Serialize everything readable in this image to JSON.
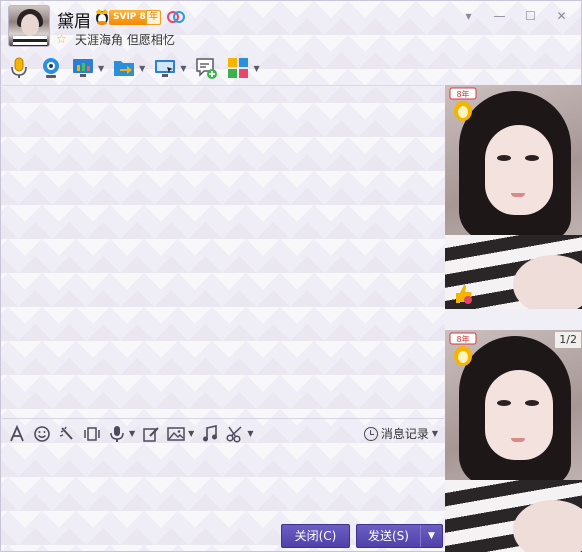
{
  "header": {
    "nickname": "黛眉",
    "svip_badge": "SVIP 8",
    "year_badge": "年",
    "signature": "天涯海角 但愿相忆",
    "window_controls": [
      "▾",
      "—",
      "☐",
      "✕"
    ]
  },
  "main_toolbar": {
    "items": [
      {
        "icon": "microphone-icon",
        "has_arrow": false
      },
      {
        "icon": "webcam-icon",
        "has_arrow": false
      },
      {
        "icon": "screen-share-icon",
        "has_arrow": true
      },
      {
        "icon": "file-transfer-icon",
        "has_arrow": true
      },
      {
        "icon": "remote-desktop-icon",
        "has_arrow": true
      },
      {
        "icon": "new-chat-icon",
        "has_arrow": false
      },
      {
        "icon": "apps-icon",
        "has_arrow": true
      }
    ]
  },
  "input_toolbar": {
    "items": [
      "font-icon",
      "emoji-icon",
      "shake-icon",
      "screenshot-frame-icon",
      "voice-message-icon",
      "edit-icon",
      "image-icon",
      "music-icon",
      "scissors-icon"
    ],
    "history_label": "消息记录"
  },
  "buttons": {
    "close_label": "关闭(C)",
    "send_label": "发送(S)",
    "send_dropdown": "▼"
  },
  "photos": {
    "counter": "1/2",
    "top_badge": "8年"
  },
  "colors": {
    "accent": "#5546b0",
    "svip": "#f28a00",
    "background": "#efedf5"
  }
}
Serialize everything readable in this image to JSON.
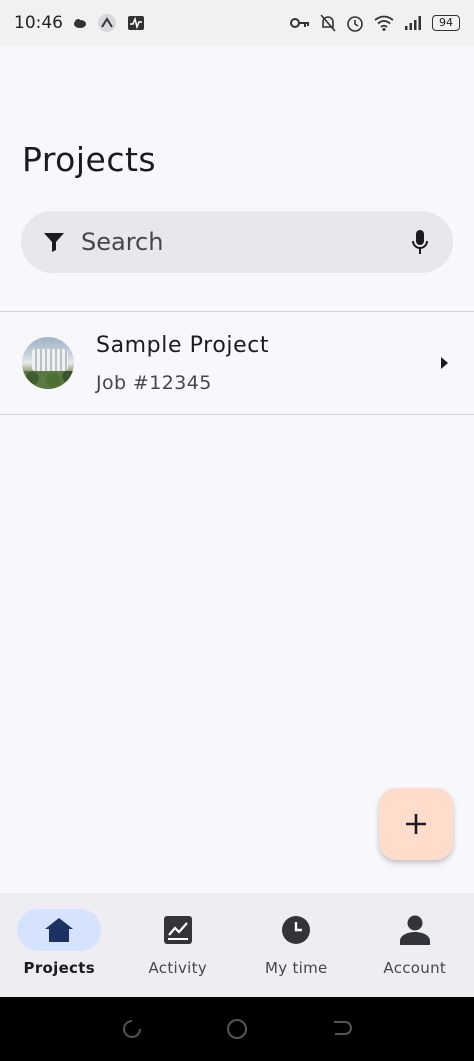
{
  "status_bar": {
    "time": "10:46",
    "battery": "94"
  },
  "page": {
    "title": "Projects"
  },
  "search": {
    "placeholder": "Search"
  },
  "projects": [
    {
      "name": "Sample Project",
      "job": "Job #12345"
    }
  ],
  "fab": {
    "icon": "plus-icon"
  },
  "bottom_nav": {
    "items": [
      {
        "label": "Projects",
        "icon": "home-icon",
        "active": true
      },
      {
        "label": "Activity",
        "icon": "chart-icon",
        "active": false
      },
      {
        "label": "My time",
        "icon": "clock-icon",
        "active": false
      },
      {
        "label": "Account",
        "icon": "person-icon",
        "active": false
      }
    ]
  },
  "colors": {
    "background": "#f8f8fc",
    "search_bg": "#e7e7ec",
    "fab_bg": "#ffdccb",
    "nav_bg": "#ededf2",
    "nav_active_pill": "#d6e3ff",
    "nav_icon": "#1c3260"
  }
}
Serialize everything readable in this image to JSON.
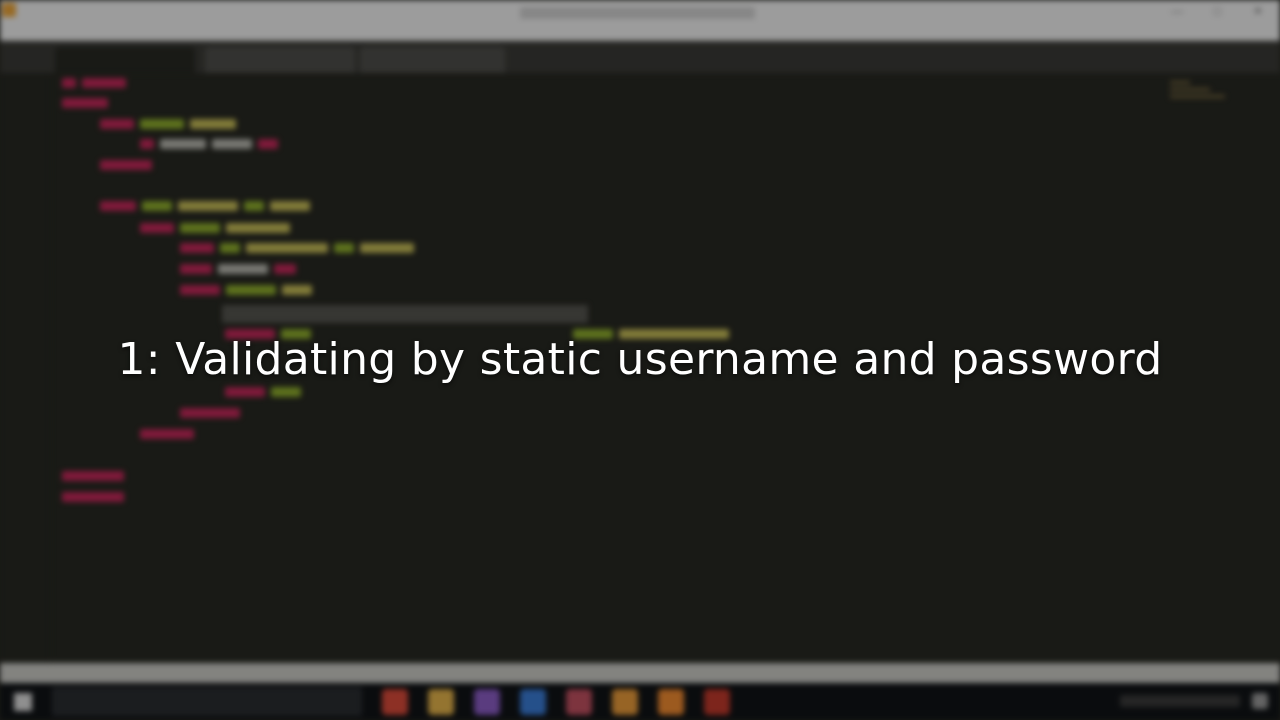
{
  "caption": "1: Validating by static username and password",
  "colors": {
    "editor_bg": "#272822",
    "tag": "#c3285a",
    "attr": "#8fae2d",
    "string": "#c7bd58",
    "caption_text": "#ffffff"
  },
  "window": {
    "controls": [
      "minimize-icon",
      "maximize-icon",
      "close-icon"
    ]
  },
  "taskbar": {
    "icons": [
      "chrome-icon",
      "file-explorer-icon",
      "visual-studio-icon",
      "word-icon",
      "paint-icon",
      "sublime-text-icon",
      "firefox-icon",
      "record-icon"
    ]
  }
}
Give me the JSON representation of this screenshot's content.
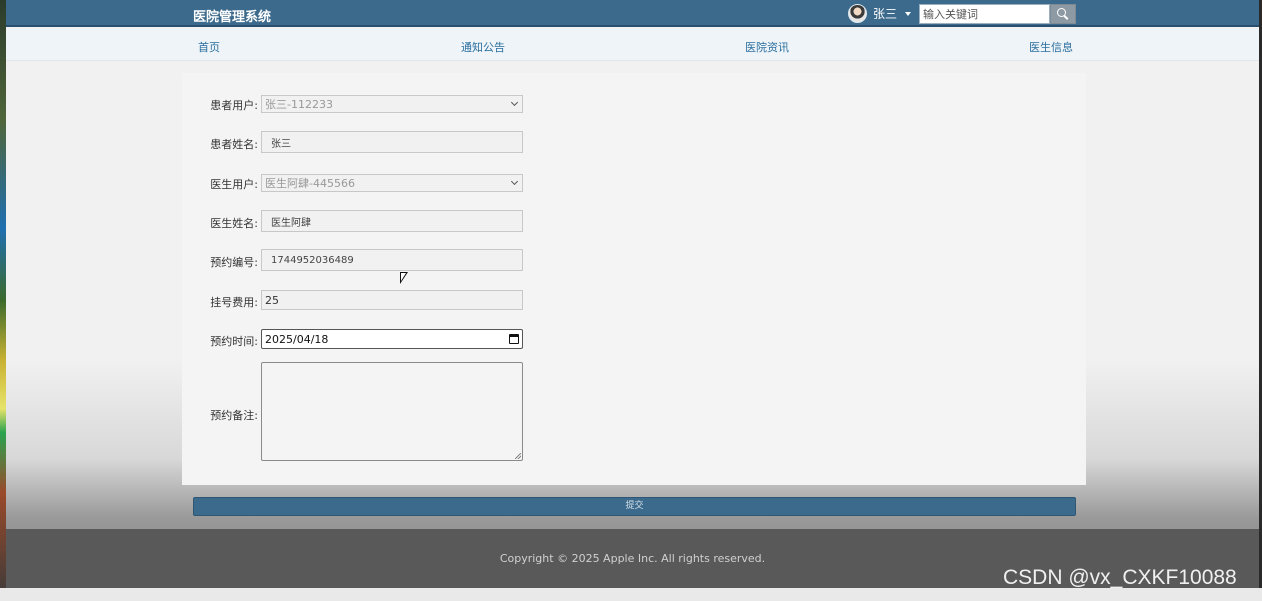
{
  "header": {
    "brand": "医院管理系统",
    "user_name": "张三",
    "search_placeholder": "输入关键词"
  },
  "nav": {
    "items": [
      "首页",
      "通知公告",
      "医院资讯",
      "医生信息"
    ]
  },
  "form": {
    "fields": [
      {
        "label": "患者用户:",
        "value": "张三-112233",
        "kind": "select"
      },
      {
        "label": "患者姓名:",
        "value": "张三",
        "kind": "readonly"
      },
      {
        "label": "医生用户:",
        "value": "医生阿肆-445566",
        "kind": "select"
      },
      {
        "label": "医生姓名:",
        "value": "医生阿肆",
        "kind": "readonly"
      },
      {
        "label": "预约编号:",
        "value": "1744952036489",
        "kind": "readonly"
      },
      {
        "label": "挂号费用:",
        "value": "25",
        "kind": "number"
      },
      {
        "label": "预约时间:",
        "value": "2025/04/18",
        "kind": "date"
      },
      {
        "label": "预约备注:",
        "value": "",
        "kind": "textarea"
      }
    ],
    "submit_label": "提交"
  },
  "footer": {
    "copyright": "Copyright © 2025 Apple Inc. All rights reserved."
  },
  "watermark": "CSDN @vx_CXKF10088",
  "colors": {
    "header_bg": "#3c6a8c",
    "nav_bg": "#eef4f8",
    "nav_link": "#2a6e9e",
    "footer_bg": "#595959"
  }
}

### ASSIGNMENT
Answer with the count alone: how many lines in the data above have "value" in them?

### SOLUTION TO THE PROBLEM
8